Yasmin Purba is a human rights lawyer and an expert member of the Arus Pelangi, a prominent civil society organisation focussing on the advocacy of the human rights of the LGBTIQ communities in Indonesia. Yasmin is also a founder and a board member of the Community Legal Aid (LBH Masyarakat), a human rights-based legal aid organisation focussing on the abolition of the death penalty, prohibition of torture, and the elimination of stigma and discrimination against LGBTIQ people in Indonesia. She is currently working for UNAIDS Indonesia as a Senior Human Rights Consultant.
@yasminpurba

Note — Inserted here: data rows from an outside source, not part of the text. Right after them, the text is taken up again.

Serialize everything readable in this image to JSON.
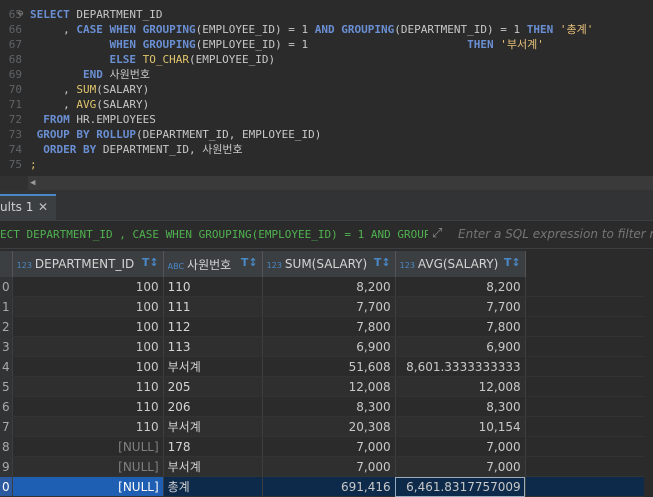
{
  "editor": {
    "lines": [
      {
        "n": "65",
        "fold": "⊖",
        "html": "<span class='kw'>SELECT</span> DEPARTMENT_ID"
      },
      {
        "n": "66",
        "fold": "",
        "html": "     , <span class='kw'>CASE WHEN</span> <span class='kw'>GROUPING</span>(EMPLOYEE_ID) = 1 <span class='kw'>AND</span> <span class='kw'>GROUPING</span>(DEPARTMENT_ID) = 1 <span class='kw'>THEN</span> <span class='str'>'총계'</span>"
      },
      {
        "n": "67",
        "fold": "",
        "html": "            <span class='kw'>WHEN</span> <span class='kw'>GROUPING</span>(EMPLOYEE_ID) = 1                        <span class='kw'>THEN</span> <span class='str'>'부서계'</span>"
      },
      {
        "n": "68",
        "fold": "",
        "html": "            <span class='kw'>ELSE</span> <span class='fnY'>TO_CHAR</span>(EMPLOYEE_ID)"
      },
      {
        "n": "69",
        "fold": "",
        "html": "        <span class='kw'>END</span> 사원번호"
      },
      {
        "n": "70",
        "fold": "",
        "html": "     , <span class='fnY'>SUM</span>(SALARY)"
      },
      {
        "n": "71",
        "fold": "",
        "html": "     , <span class='fnY'>AVG</span>(SALARY)"
      },
      {
        "n": "72",
        "fold": "",
        "html": "  <span class='kw'>FROM</span> HR.EMPLOYEES"
      },
      {
        "n": "73",
        "fold": "",
        "html": " <span class='kw'>GROUP BY</span> <span class='kw'>ROLLUP</span>(DEPARTMENT_ID, EMPLOYEE_ID)"
      },
      {
        "n": "74",
        "fold": "",
        "html": "  <span class='kw'>ORDER BY</span> DEPARTMENT_ID, 사원번호"
      },
      {
        "n": "75",
        "fold": "",
        "html": "<span class='pct'>;</span>"
      }
    ]
  },
  "tab": {
    "label": "ults 1",
    "close": "✕"
  },
  "filter": {
    "query": "ECT DEPARTMENT_ID , CASE WHEN GROUPING(EMPLOYEE_ID) = 1 AND GROUPI",
    "placeholder": "Enter a SQL expression to filter results"
  },
  "grid": {
    "columns": [
      {
        "type": "123",
        "name": "DEPARTMENT_ID"
      },
      {
        "type": "ABC",
        "name": "사원번호"
      },
      {
        "type": "123",
        "name": "SUM(SALARY)"
      },
      {
        "type": "123",
        "name": "AVG(SALARY)"
      }
    ],
    "rows": [
      {
        "r": "0",
        "dept": "100",
        "emp": "110",
        "sum": "8,200",
        "avg": "8,200"
      },
      {
        "r": "1",
        "dept": "100",
        "emp": "111",
        "sum": "7,700",
        "avg": "7,700"
      },
      {
        "r": "2",
        "dept": "100",
        "emp": "112",
        "sum": "7,800",
        "avg": "7,800"
      },
      {
        "r": "3",
        "dept": "100",
        "emp": "113",
        "sum": "6,900",
        "avg": "6,900"
      },
      {
        "r": "4",
        "dept": "100",
        "emp": "부서계",
        "sum": "51,608",
        "avg": "8,601.3333333333"
      },
      {
        "r": "5",
        "dept": "110",
        "emp": "205",
        "sum": "12,008",
        "avg": "12,008"
      },
      {
        "r": "6",
        "dept": "110",
        "emp": "206",
        "sum": "8,300",
        "avg": "8,300"
      },
      {
        "r": "7",
        "dept": "110",
        "emp": "부서계",
        "sum": "20,308",
        "avg": "10,154"
      },
      {
        "r": "8",
        "dept": "[NULL]",
        "emp": "178",
        "sum": "7,000",
        "avg": "7,000"
      },
      {
        "r": "9",
        "dept": "[NULL]",
        "emp": "부서계",
        "sum": "7,000",
        "avg": "7,000"
      },
      {
        "r": "0",
        "dept": "[NULL]",
        "emp": "총계",
        "sum": "691,416",
        "avg": "6,461.8317757009"
      }
    ]
  }
}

Vivek Shraya is an artist whose body of work crosses the boundaries of music, literature, visual art, and film. Her album with Queer Songbook Orchestra, Part‑Time Woman, was included in CBC’s list of Best Canadian Albums of 2017, and her first book of poetry, even this page is white, won a 2017 Publisher Triangle Award. Her best-selling new book, I’m Afraid of Men, was her­ald­ed by Vanity Fair as “cultural rocket fuel.” A Polaris Music Prize nominee and four-time Lambda Literary Award finalist, Vivek was a 2016 Pride Toronto Grand Marshal, and has received honours from The Writers’ Trust of Canada and CBC’s Canada Reads. She is currently a director on the board of the Tegan and Sara Foundation and an Assistant Professor of Creative Writing at the University of Calgary.
@vivekshraya

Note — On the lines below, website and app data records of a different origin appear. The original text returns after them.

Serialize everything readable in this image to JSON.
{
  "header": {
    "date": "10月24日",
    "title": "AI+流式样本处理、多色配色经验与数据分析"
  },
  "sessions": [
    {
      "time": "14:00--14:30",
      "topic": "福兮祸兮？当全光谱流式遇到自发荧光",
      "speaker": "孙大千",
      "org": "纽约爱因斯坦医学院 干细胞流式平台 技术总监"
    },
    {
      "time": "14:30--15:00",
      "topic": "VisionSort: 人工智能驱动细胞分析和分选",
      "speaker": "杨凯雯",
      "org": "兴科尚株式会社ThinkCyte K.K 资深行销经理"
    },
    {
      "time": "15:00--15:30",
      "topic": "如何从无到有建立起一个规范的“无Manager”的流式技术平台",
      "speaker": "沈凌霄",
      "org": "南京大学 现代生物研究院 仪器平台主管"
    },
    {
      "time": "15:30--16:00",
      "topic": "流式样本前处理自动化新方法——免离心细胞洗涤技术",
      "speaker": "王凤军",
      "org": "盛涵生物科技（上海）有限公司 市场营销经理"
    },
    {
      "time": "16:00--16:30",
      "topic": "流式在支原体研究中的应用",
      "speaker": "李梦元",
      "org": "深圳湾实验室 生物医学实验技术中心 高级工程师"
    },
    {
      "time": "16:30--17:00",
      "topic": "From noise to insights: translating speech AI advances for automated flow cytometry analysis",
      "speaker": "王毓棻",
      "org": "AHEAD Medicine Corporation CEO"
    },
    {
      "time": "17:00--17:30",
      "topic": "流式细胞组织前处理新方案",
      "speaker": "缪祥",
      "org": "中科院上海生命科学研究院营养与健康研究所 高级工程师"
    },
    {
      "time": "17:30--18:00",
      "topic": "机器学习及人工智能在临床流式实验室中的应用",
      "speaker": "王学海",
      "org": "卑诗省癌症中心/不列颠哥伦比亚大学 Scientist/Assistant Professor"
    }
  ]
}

Steven Oliver is a descendant of the Kuku-Yalanji, Waanyi, Gangalidda, Woppaburra, Bundjalung and Biripi (in other words, biggest mob) peoples. He was born in Cloncurry in North West Queensland and grew up in Townsville before moving to Perth to study performing arts. He has worked with numerous theatre companies and arts organisations across Australia but became notorious with ABC’s hit sketch show Black Comedy as a writer/actor/associate producer. He is also a published playwright and poet and flies about the country working as either an actor, writer, mc, keynote speaker, poet, wannabe cabaret performer or as he simply likes to refer to himself, a black of all trades.
Steven Oliver Official


ABOUT THE CURATORS:

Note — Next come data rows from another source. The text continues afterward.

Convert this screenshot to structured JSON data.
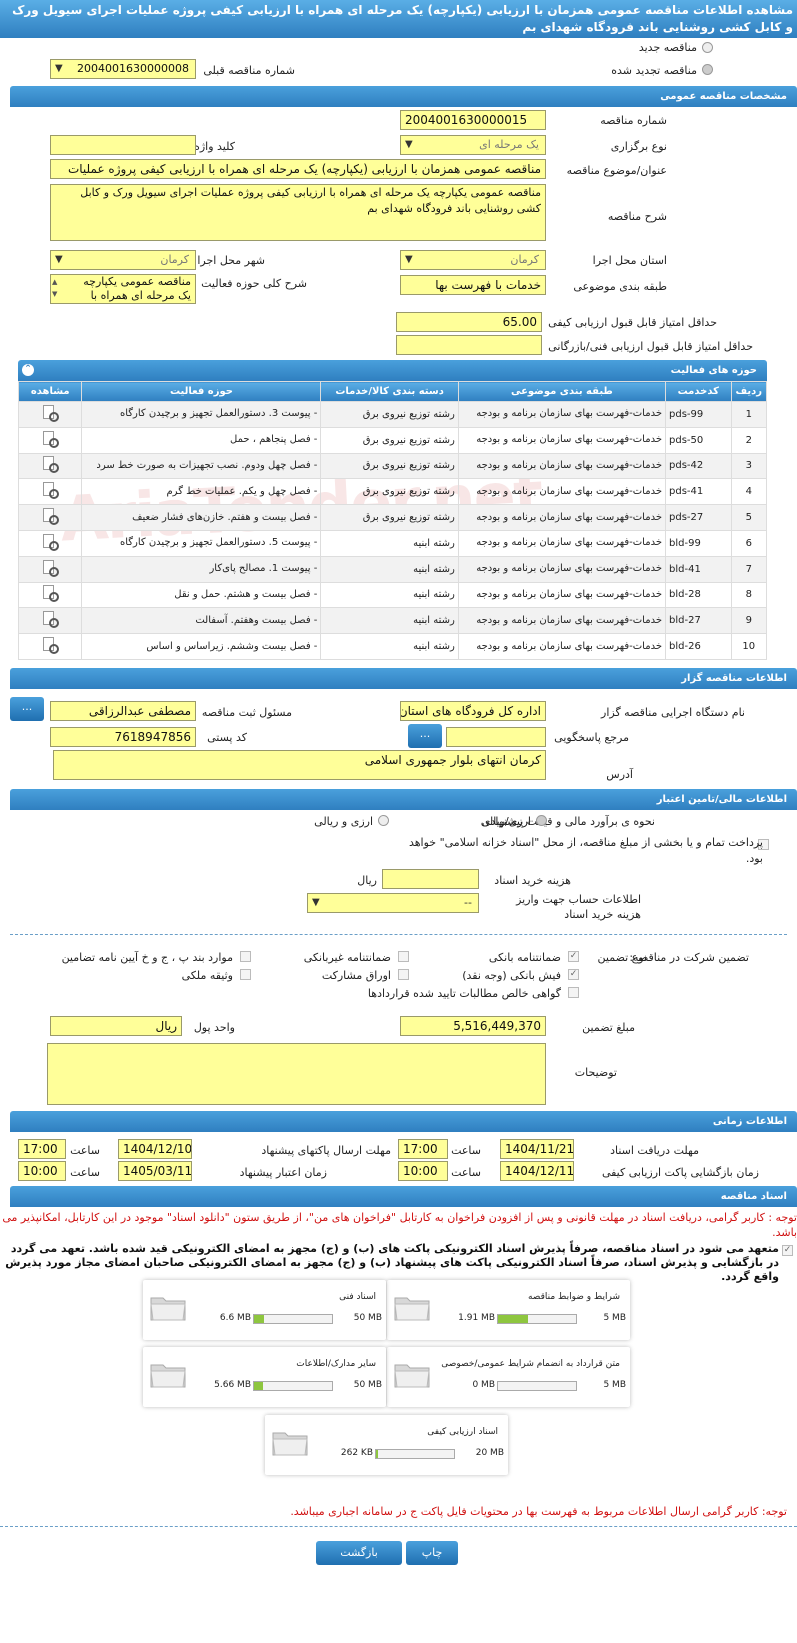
{
  "page_title": "مشاهده اطلاعات مناقصه عمومی همزمان با ارزیابی (یکپارچه) یک مرحله ای همراه با ارزیابی کیفی پروژه عملیات اجرای سیویل ورک و کابل کشی روشنایی باند فرودگاه شهدای بم",
  "top": {
    "new_label": "مناقصه جدید",
    "renewed_label": "مناقصه تجدید شده",
    "prev_number_label": "شماره مناقصه قبلی",
    "prev_number_value": "2004001630000008"
  },
  "general": {
    "header": "مشخصات مناقصه عمومی",
    "number_label": "شماره مناقصه",
    "number_value": "2004001630000015",
    "type_label": "نوع برگزاری",
    "type_value": "یک مرحله ای",
    "keyword_label": "کلید واژه",
    "keyword_value": "",
    "subject_label": "عنوان/موضوع مناقصه",
    "subject_value": "مناقصه عمومی همزمان با ارزیابی (یکپارچه) یک مرحله ای  همراه با ارزیابی کیفی پروژه عملیات",
    "desc_label": "شرح مناقصه",
    "desc_value": "مناقصه عمومی یکپارچه یک مرحله ای همراه با ارزیابی کیفی پروژه عملیات اجرای سیویل ورک و کابل کشی روشنایی باند  فرودگاه شهدای بم",
    "province_label": "استان محل اجرا",
    "province_value": "کرمان",
    "city_label": "شهر محل اجرا",
    "city_value": "کرمان",
    "category_label": "طبقه بندی موضوعی",
    "category_value": "خدمات با فهرست بها",
    "activity_desc_label": "شرح کلی حوزه فعالیت",
    "activity_desc_value": "مناقصه عمومی یکپارچه یک مرحله ای همراه با",
    "min_quality_label": "حداقل امتیاز قابل قبول ارزیابی کیفی",
    "min_quality_value": "65.00",
    "min_tech_label": "حداقل امتیاز قابل قبول ارزیابی فنی/بازرگانی",
    "min_tech_value": ""
  },
  "activity": {
    "header": "حوزه های فعالیت",
    "columns": [
      "ردیف",
      "کدخدمت",
      "طبقه بندی موضوعی",
      "دسته بندی کالا/خدمات",
      "حوزه فعالیت",
      "مشاهده"
    ],
    "rows": [
      {
        "n": "1",
        "code": "pds-99",
        "cat": "خدمات-فهرست بهای سازمان برنامه و بودجه",
        "group": "رشته توزیع نیروی برق",
        "field": "- پیوست 3. دستورالعمل تجهیز و برچیدن کارگاه"
      },
      {
        "n": "2",
        "code": "pds-50",
        "cat": "خدمات-فهرست بهای سازمان برنامه و بودجه",
        "group": "رشته توزیع نیروی برق",
        "field": "- فصل پنجاهم ، حمل"
      },
      {
        "n": "3",
        "code": "pds-42",
        "cat": "خدمات-فهرست بهای سازمان برنامه و بودجه",
        "group": "رشته توزیع نیروی برق",
        "field": "- فصل چهل ودوم. نصب تجهیزات به صورت خط سرد"
      },
      {
        "n": "4",
        "code": "pds-41",
        "cat": "خدمات-فهرست بهای سازمان برنامه و بودجه",
        "group": "رشته توزیع نیروی برق",
        "field": "- فصل چهل و یکم. عملیات خط گرم"
      },
      {
        "n": "5",
        "code": "pds-27",
        "cat": "خدمات-فهرست بهای سازمان برنامه و بودجه",
        "group": "رشته توزیع نیروی برق",
        "field": "- فصل بیست و هفتم. خازن‌های فشار ضعیف"
      },
      {
        "n": "6",
        "code": "bld-99",
        "cat": "خدمات-فهرست بهای سازمان برنامه و بودجه",
        "group": "رشته ابنیه",
        "field": "- پیوست 5. دستورالعمل تجهیز و برچیدن کارگاه"
      },
      {
        "n": "7",
        "code": "bld-41",
        "cat": "خدمات-فهرست بهای سازمان برنامه و بودجه",
        "group": "رشته ابنیه",
        "field": "- پیوست 1. مصالح پای‌کار"
      },
      {
        "n": "8",
        "code": "bld-28",
        "cat": "خدمات-فهرست بهای سازمان برنامه و بودجه",
        "group": "رشته ابنیه",
        "field": "- فصل بیست و هشتم. حمل و نقل"
      },
      {
        "n": "9",
        "code": "bld-27",
        "cat": "خدمات-فهرست بهای سازمان برنامه و بودجه",
        "group": "رشته ابنیه",
        "field": "- فصل بیست وهفتم. آسفالت"
      },
      {
        "n": "10",
        "code": "bld-26",
        "cat": "خدمات-فهرست بهای سازمان برنامه و بودجه",
        "group": "رشته ابنیه",
        "field": "- فصل بیست وششم. زیراساس و اساس"
      }
    ]
  },
  "organizer": {
    "header": "اطلاعات مناقصه گزار",
    "org_label": "نام دستگاه اجرایی مناقصه گزار",
    "org_value": "اداره کل فرودگاه های استان",
    "responsible_label": "مسئول ثبت مناقصه",
    "responsible_value": "مصطفی عبدالرزاقی",
    "ref_label": "مرجع پاسخگویی",
    "ref_value": "",
    "postal_label": "کد پستی",
    "postal_value": "7618947856",
    "address_label": "آدرس",
    "address_value": "کرمان انتهای بلوار جمهوری اسلامی",
    "dots": "..."
  },
  "finance": {
    "header": "اطلاعات مالی/تامین اعتبار",
    "estimate_label": "نحوه ی برآورد مالی و قیمت پیشنهادی",
    "opt_rial": "ارزی/ریالی",
    "opt_both": "ارزی و ریالی",
    "treasury_text": "پرداخت تمام و یا بخشی از مبلغ مناقصه، از محل \"اسناد خزانه اسلامی\" خواهد بود.",
    "doc_cost_label": "هزینه خرید اسناد",
    "doc_cost_value": "",
    "doc_cost_unit": "ریال",
    "account_label": "اطلاعات حساب جهت واریز هزینه خرید اسناد",
    "account_value": "--"
  },
  "guarantee": {
    "title_label": "تضمین شرکت در مناقصه:",
    "type_label": "نوع تضمین",
    "opts": [
      "ضمانتنامه بانکی",
      "ضمانتنامه غیربانکی",
      "موارد بند پ ، ج و خ آیین نامه تضامین",
      "فیش بانکی (وجه نقد)",
      "اوراق مشارکت",
      "وثیقه ملکی",
      "گواهی خالص مطالبات تایید شده قراردادها"
    ],
    "amount_label": "مبلغ تضمین",
    "amount_value": "5,516,449,370",
    "currency_label": "واحد پول",
    "currency_value": "ریال",
    "notes_label": "توضیحات",
    "notes_value": ""
  },
  "timing": {
    "header": "اطلاعات زمانی",
    "doc_receive_label": "مهلت دریافت اسناد",
    "doc_receive_date": "1404/11/21",
    "doc_receive_time": "17:00",
    "send_label": "مهلت ارسال پاکتهای پیشنهاد",
    "send_date": "1404/12/10",
    "send_time": "17:00",
    "open_label": "زمان بازگشایی پاکت ارزیابی کیفی",
    "open_date": "1404/12/11",
    "open_time": "10:00",
    "valid_label": "زمان اعتبار پیشنهاد",
    "valid_date": "1405/03/11",
    "valid_time": "10:00",
    "time_label": "ساعت"
  },
  "docs": {
    "header": "اسناد مناقصه",
    "notice": "توجه : کاربر گرامی، دریافت اسناد در مهلت قانونی و پس از افزودن فراخوان به کارتابل \"فراخوان های من\"، از طریق ستون \"دانلود اسناد\" موجود در این کارتابل، امکانپذیر می باشد.",
    "commit": "متعهد می شود در اسناد مناقصه، صرفاً پذیرش اسناد الکترونیکی پاکت های (ب) و (ج) مجهز به امضای الکترونیکی قید شده باشد. تعهد می گردد در بازگشایی و پذیرش اسناد، صرفاً اسناد الکترونیکی پاکت های پیشنهاد (ب) و (ج) مجهز به امضای الکترونیکی صاحبان امضای مجاز مورد پذیرش واقع گردد.",
    "cards": [
      {
        "title": "شرایط و ضوابط مناقصه",
        "max": "5 MB",
        "cur": "1.91 MB",
        "fill": 0.38
      },
      {
        "title": "اسناد فنی",
        "max": "50 MB",
        "cur": "6.6 MB",
        "fill": 0.13
      },
      {
        "title": "متن قرارداد به انضمام شرایط عمومی/خصوصی",
        "max": "5 MB",
        "cur": "0 MB",
        "fill": 0.0
      },
      {
        "title": "سایر مدارک/اطلاعات",
        "max": "50 MB",
        "cur": "5.66 MB",
        "fill": 0.11
      },
      {
        "title": "اسناد ارزیابی کیفی",
        "max": "20 MB",
        "cur": "262 KB",
        "fill": 0.02
      }
    ],
    "bottom_notice": "توجه: کاربر گرامی ارسال اطلاعات مربوط به فهرست بها در محتویات فایل پاکت ج در سامانه اجباری میباشد."
  },
  "buttons": {
    "print": "چاپ",
    "back": "بازگشت"
  },
  "watermark": "AriaTender.net"
}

Maeve Marsden is a writer, producer and theatre maker who works across comedy, cabaret, live music and storytelling. Her work has appeared in the Sydney Morning Herald, Guardian Australia, Junkee, ABC Online, SBS Online, Daily Review and Archer Magazine, among others. In 2018, she edited at the ABC’s Sydney Mardi Gras 40th Anniversary Magazine, and since 2016 she has curated and hosted Queerstories around the country, a storytelling event, book and podcast. As a child of same-sex parents, she is passionate about the rights of diverse families, and she writes and speaks on the issue often. Maeve likes gin, dancing, cheese, and TV melodramas with good ethics and bad dialogue.
@maevemarsden

Nikki Stevens is a film editor who works in documentary and drama. Jirga (2018) was screened at Sydney Film Festival, Melbourne International Film Festival and Toronto International Film Festival, it also took home top honors at Cinefest Oz. Black Divaz (2017) won Audience Choice at Queerscreen 2017, Heart of the Queen (2016) won Best Short at the Antenna Documentary Film Festival in 2016, and Hanson: Please Explain?! (2016) won a best director AACTA award. She lives and works in Sydney, and she is often accompanied to edit suites by her dog-friend Frank; he has an excellent eye and is prone to incisive critical feedback.
@_nikkistevens